CBC Mortgage Agency (CBCMA)
has announced that it is taking steps to ensure that its borrowers are able to stay in their homes during the Coronavirus pandemic.
Many CBCMA borrowers receive a forgivable second mortgage in order to pay for closing costs and a downpayment. As a condition of that forgiveness, a borrower must maintain timely payments on the first mortgage during the first three years of the loan. In response to growing borrower concerns about the economy, CBCMA announced any borrowers facing possible job loss would not lose the forgivable feature of their second mortgage.
"There's a crisis upon us, and the economic repercussions are only beginning to be understood," said CBCMA President Richard Ferguson. "What we do know is that COVID-19 is causing a severe shock to our economy and loss of income for many, including the new homeowners we've striven so hard to help. The measures we're taking today are intended to help our borrowers keep their homes during this very challenging time."

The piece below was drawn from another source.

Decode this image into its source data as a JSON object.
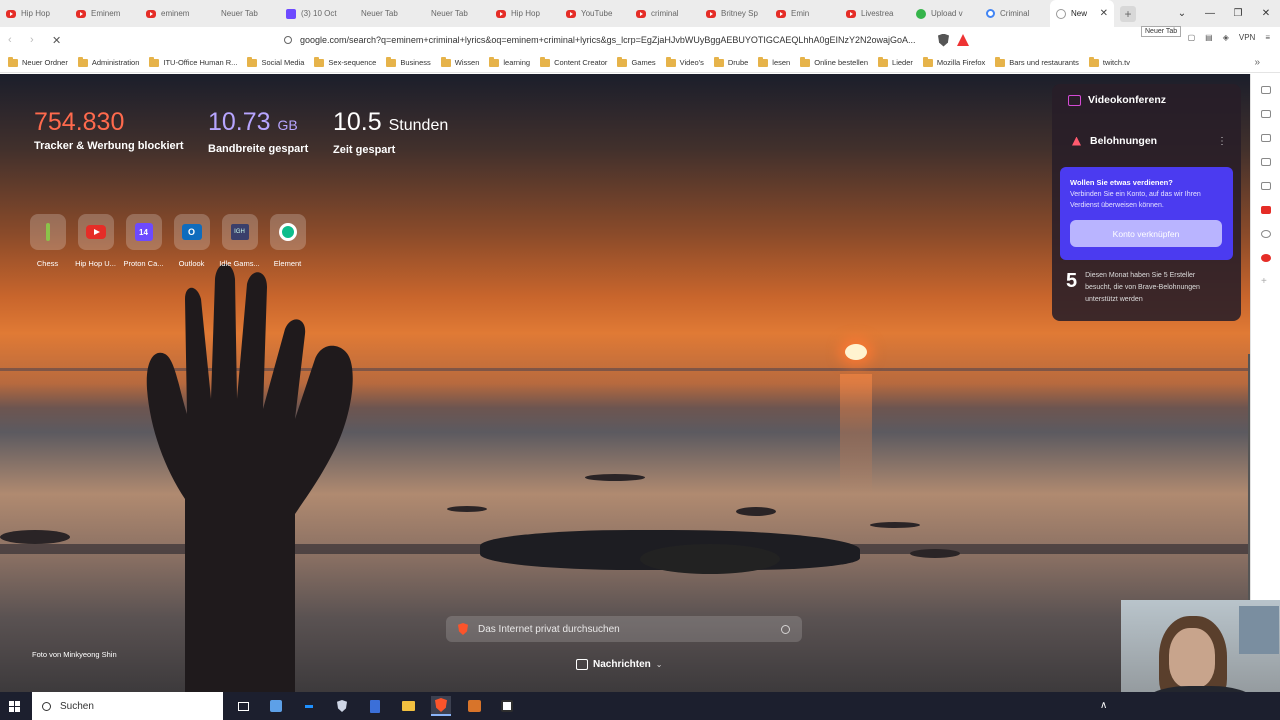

Since the pandemic, Ferguson said, questions have poured into CBCMA from borrowers who are concerned about the status of their loan forgiveness, should they lose their jobs in the current economic environment.

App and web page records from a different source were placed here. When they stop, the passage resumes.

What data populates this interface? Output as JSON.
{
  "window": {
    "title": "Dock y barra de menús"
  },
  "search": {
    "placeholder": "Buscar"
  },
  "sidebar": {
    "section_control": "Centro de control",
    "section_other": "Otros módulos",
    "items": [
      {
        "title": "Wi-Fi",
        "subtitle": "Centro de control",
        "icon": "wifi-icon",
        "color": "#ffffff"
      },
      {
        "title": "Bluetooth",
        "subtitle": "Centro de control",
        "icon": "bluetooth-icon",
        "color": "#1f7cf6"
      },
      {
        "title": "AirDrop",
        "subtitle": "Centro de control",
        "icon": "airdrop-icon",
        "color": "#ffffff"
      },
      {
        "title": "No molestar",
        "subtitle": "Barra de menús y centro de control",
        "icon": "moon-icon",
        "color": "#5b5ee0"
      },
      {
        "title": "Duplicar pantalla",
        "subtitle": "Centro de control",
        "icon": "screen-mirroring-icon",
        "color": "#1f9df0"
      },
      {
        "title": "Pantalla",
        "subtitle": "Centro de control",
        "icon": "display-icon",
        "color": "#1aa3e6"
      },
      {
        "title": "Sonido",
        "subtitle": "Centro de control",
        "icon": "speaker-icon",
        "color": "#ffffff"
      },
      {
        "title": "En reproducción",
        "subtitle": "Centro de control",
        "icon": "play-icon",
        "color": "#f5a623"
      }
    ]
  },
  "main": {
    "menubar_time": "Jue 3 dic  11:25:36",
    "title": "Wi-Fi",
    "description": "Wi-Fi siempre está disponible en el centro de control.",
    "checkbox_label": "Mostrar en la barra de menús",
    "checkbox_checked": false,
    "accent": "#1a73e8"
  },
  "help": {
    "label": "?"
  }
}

In addition to protecting the forgivable feature of its downpayment assistance program, CBCMA is reaching out to borrowers and offering education on how to handle the crisis. Through a letter sent by Money Management International, a HUD-approved non-profit counseling service, the company is advising borrowers not to overreact even as the barrage of constant coronavirus news coverage unfolds.

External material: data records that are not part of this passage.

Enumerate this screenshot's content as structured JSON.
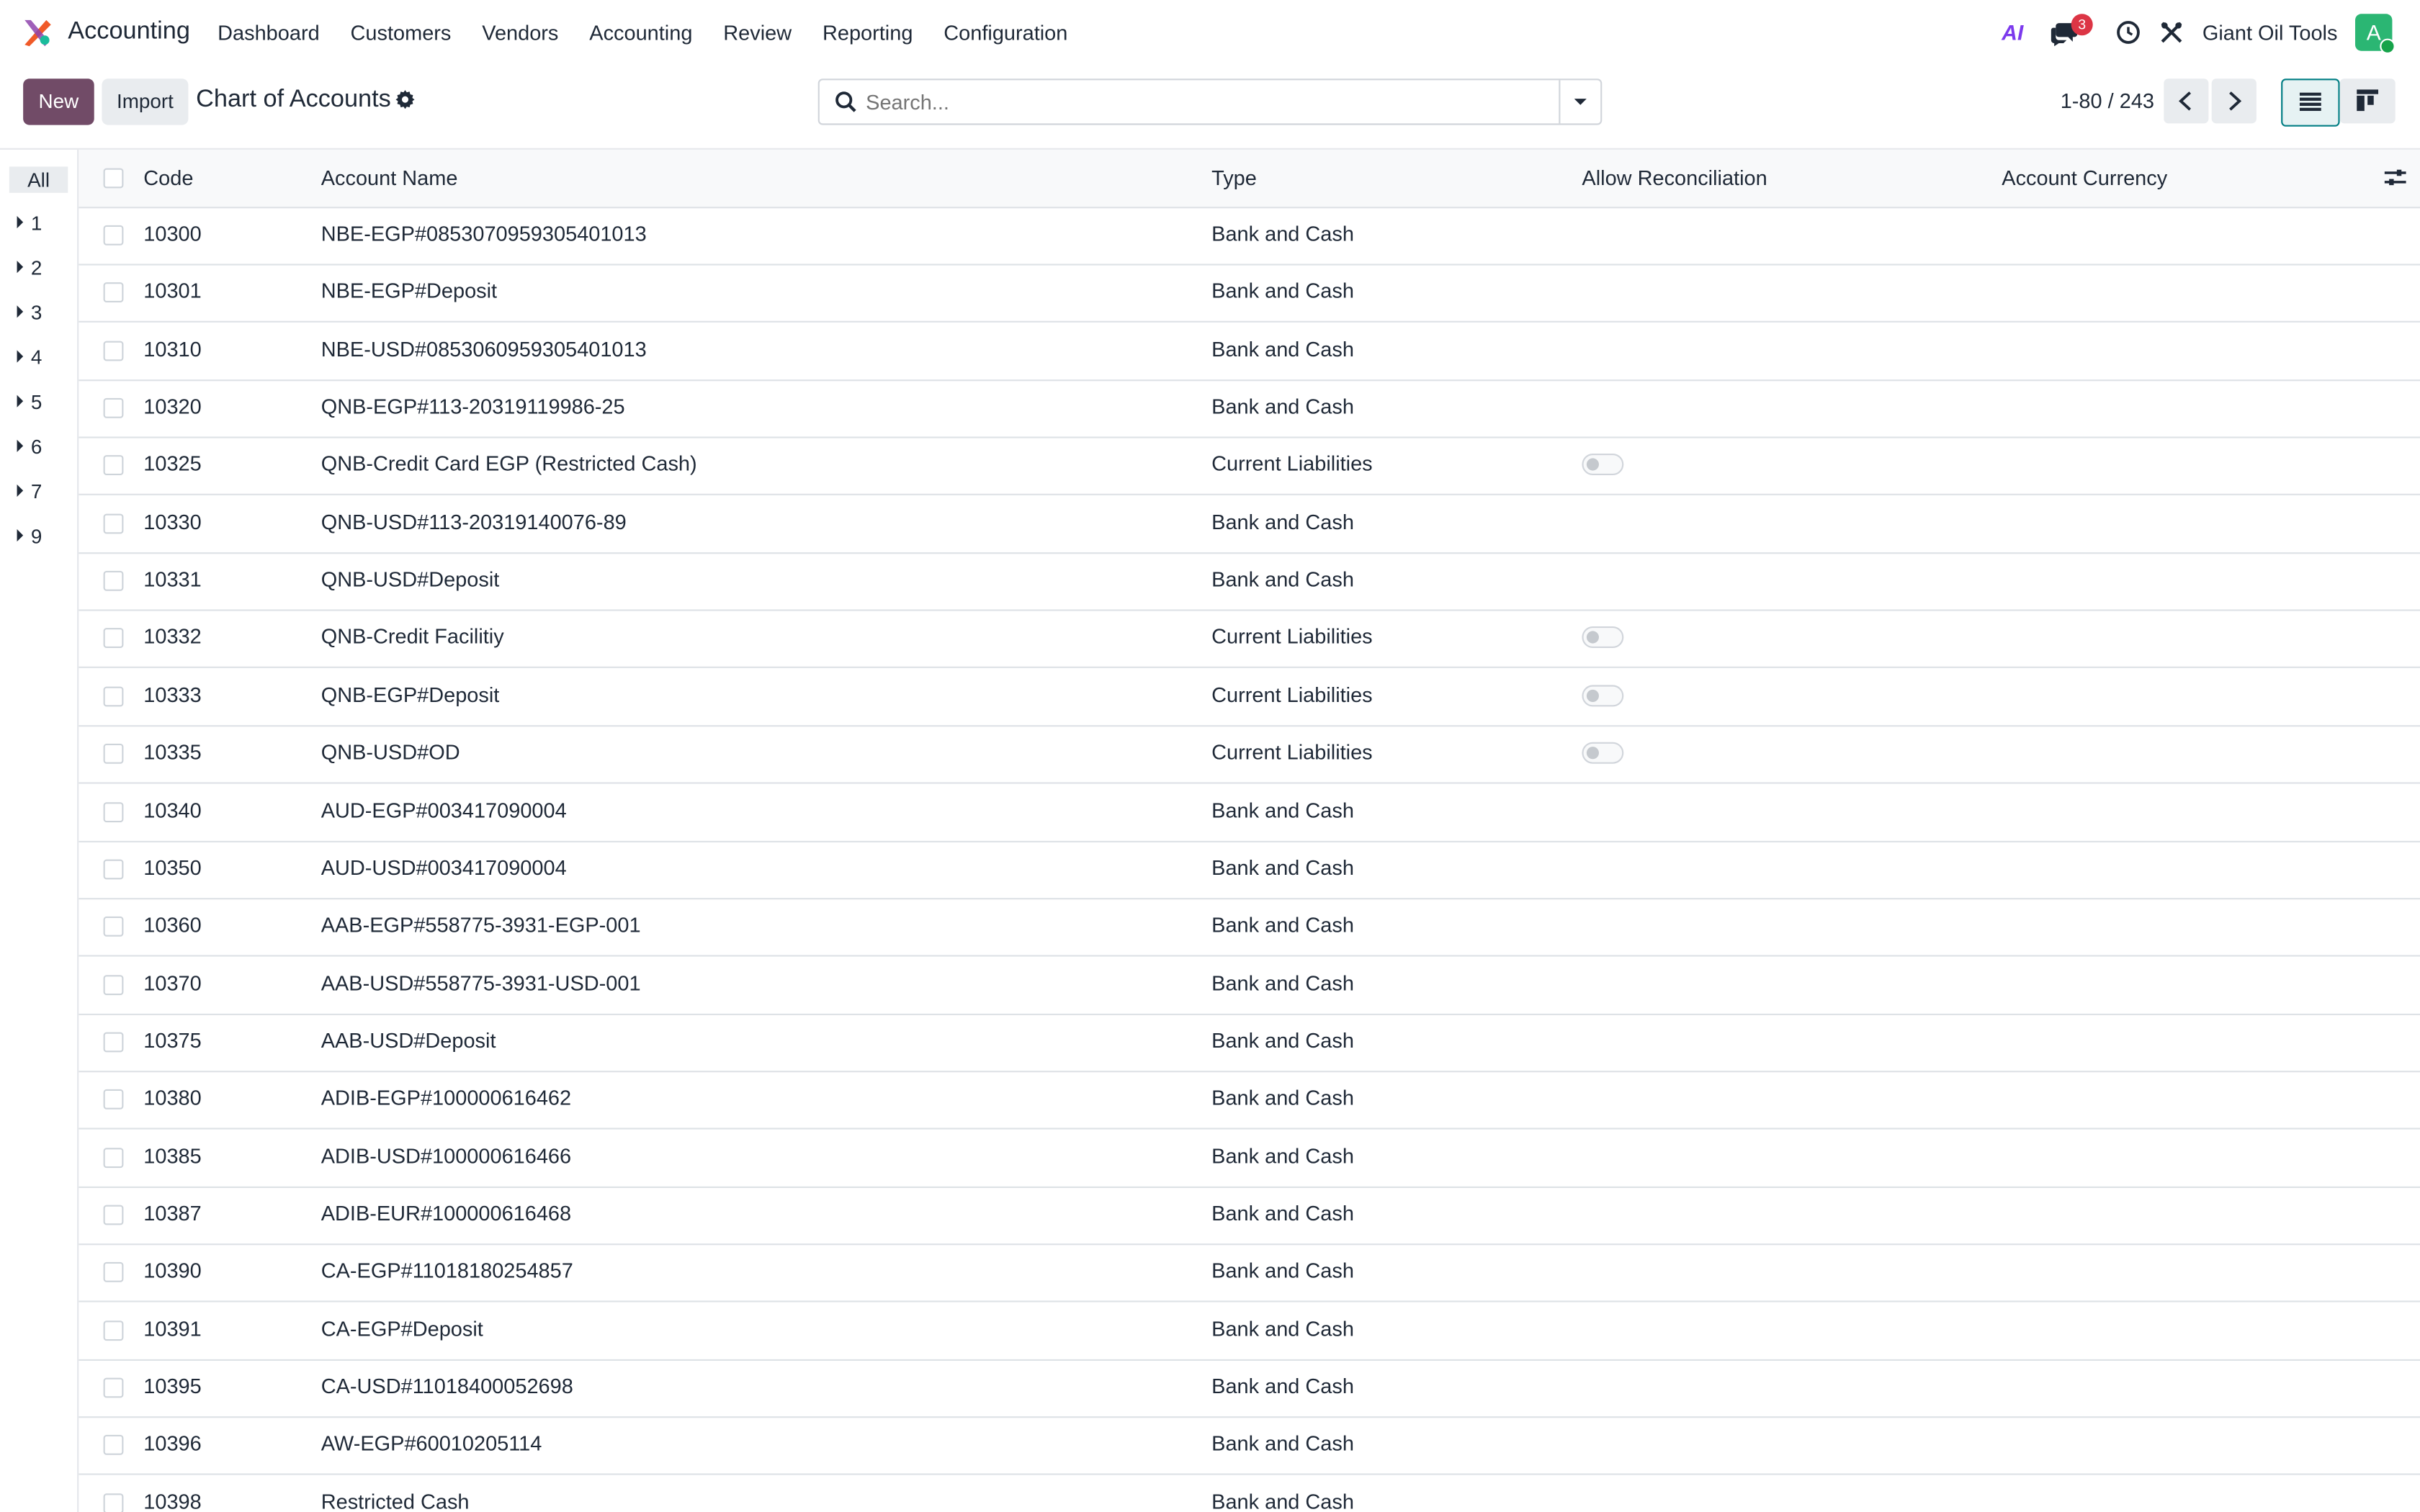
{
  "navbar": {
    "app_name": "Accounting",
    "menu": [
      "Dashboard",
      "Customers",
      "Vendors",
      "Accounting",
      "Review",
      "Reporting",
      "Configuration"
    ],
    "ai_label": "AI",
    "chat_badge": "3",
    "company": "Giant Oil Tools",
    "avatar_letter": "A"
  },
  "control": {
    "new_label": "New",
    "import_label": "Import",
    "title": "Chart of Accounts",
    "search_placeholder": "Search...",
    "pager": "1-80 / 243"
  },
  "sidebar": {
    "all": "All",
    "items": [
      "1",
      "2",
      "3",
      "4",
      "5",
      "6",
      "7",
      "9"
    ]
  },
  "table": {
    "columns": [
      "Code",
      "Account Name",
      "Type",
      "Allow Reconciliation",
      "Account Currency"
    ],
    "rows": [
      {
        "code": "10300",
        "name": "NBE-EGP#0853070959305401013",
        "type": "Bank and Cash",
        "reconcile": false
      },
      {
        "code": "10301",
        "name": "NBE-EGP#Deposit",
        "type": "Bank and Cash",
        "reconcile": false
      },
      {
        "code": "10310",
        "name": "NBE-USD#0853060959305401013",
        "type": "Bank and Cash",
        "reconcile": false
      },
      {
        "code": "10320",
        "name": "QNB-EGP#113-20319119986-25",
        "type": "Bank and Cash",
        "reconcile": false
      },
      {
        "code": "10325",
        "name": "QNB-Credit Card EGP (Restricted Cash)",
        "type": "Current Liabilities",
        "reconcile": true
      },
      {
        "code": "10330",
        "name": "QNB-USD#113-20319140076-89",
        "type": "Bank and Cash",
        "reconcile": false
      },
      {
        "code": "10331",
        "name": "QNB-USD#Deposit",
        "type": "Bank and Cash",
        "reconcile": false
      },
      {
        "code": "10332",
        "name": "QNB-Credit Facilitiy",
        "type": "Current Liabilities",
        "reconcile": true
      },
      {
        "code": "10333",
        "name": "QNB-EGP#Deposit",
        "type": "Current Liabilities",
        "reconcile": true
      },
      {
        "code": "10335",
        "name": "QNB-USD#OD",
        "type": "Current Liabilities",
        "reconcile": true
      },
      {
        "code": "10340",
        "name": "AUD-EGP#003417090004",
        "type": "Bank and Cash",
        "reconcile": false
      },
      {
        "code": "10350",
        "name": "AUD-USD#003417090004",
        "type": "Bank and Cash",
        "reconcile": false
      },
      {
        "code": "10360",
        "name": "AAB-EGP#558775-3931-EGP-001",
        "type": "Bank and Cash",
        "reconcile": false
      },
      {
        "code": "10370",
        "name": "AAB-USD#558775-3931-USD-001",
        "type": "Bank and Cash",
        "reconcile": false
      },
      {
        "code": "10375",
        "name": "AAB-USD#Deposit",
        "type": "Bank and Cash",
        "reconcile": false
      },
      {
        "code": "10380",
        "name": "ADIB-EGP#100000616462",
        "type": "Bank and Cash",
        "reconcile": false
      },
      {
        "code": "10385",
        "name": "ADIB-USD#100000616466",
        "type": "Bank and Cash",
        "reconcile": false
      },
      {
        "code": "10387",
        "name": "ADIB-EUR#100000616468",
        "type": "Bank and Cash",
        "reconcile": false
      },
      {
        "code": "10390",
        "name": "CA-EGP#11018180254857",
        "type": "Bank and Cash",
        "reconcile": false
      },
      {
        "code": "10391",
        "name": "CA-EGP#Deposit",
        "type": "Bank and Cash",
        "reconcile": false
      },
      {
        "code": "10395",
        "name": "CA-USD#11018400052698",
        "type": "Bank and Cash",
        "reconcile": false
      },
      {
        "code": "10396",
        "name": "AW-EGP#60010205114",
        "type": "Bank and Cash",
        "reconcile": false
      },
      {
        "code": "10398",
        "name": "Restricted Cash",
        "type": "Bank and Cash",
        "reconcile": false
      }
    ]
  },
  "colors": {
    "brand": "#714b67",
    "badge": "#dc3545",
    "avatar": "#2bb673"
  }
}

CBCMA is also counseling borrowers to reduce the impact of the pandemic by cutting their expenses. This includes not overbuying supplies and not making future travel and event plans that include non-refundable fees. In addition, borrowers are encouraged to stay current on their mortgages if possible. If a borrower is facing economic disruption, CBCMA will counsel them by reviewing their budget and finding ways for them to prioritize their spending.
"We expect more calls from borrowers asking us for help in dealing with their challenges, and we will continue stepping up to provide assistance," Ferguson said. "Doing so is just as important as helping borrowers overcome downpayment barriers so they can afford the dream of homeownership-which is a dream worth protecting, especially today."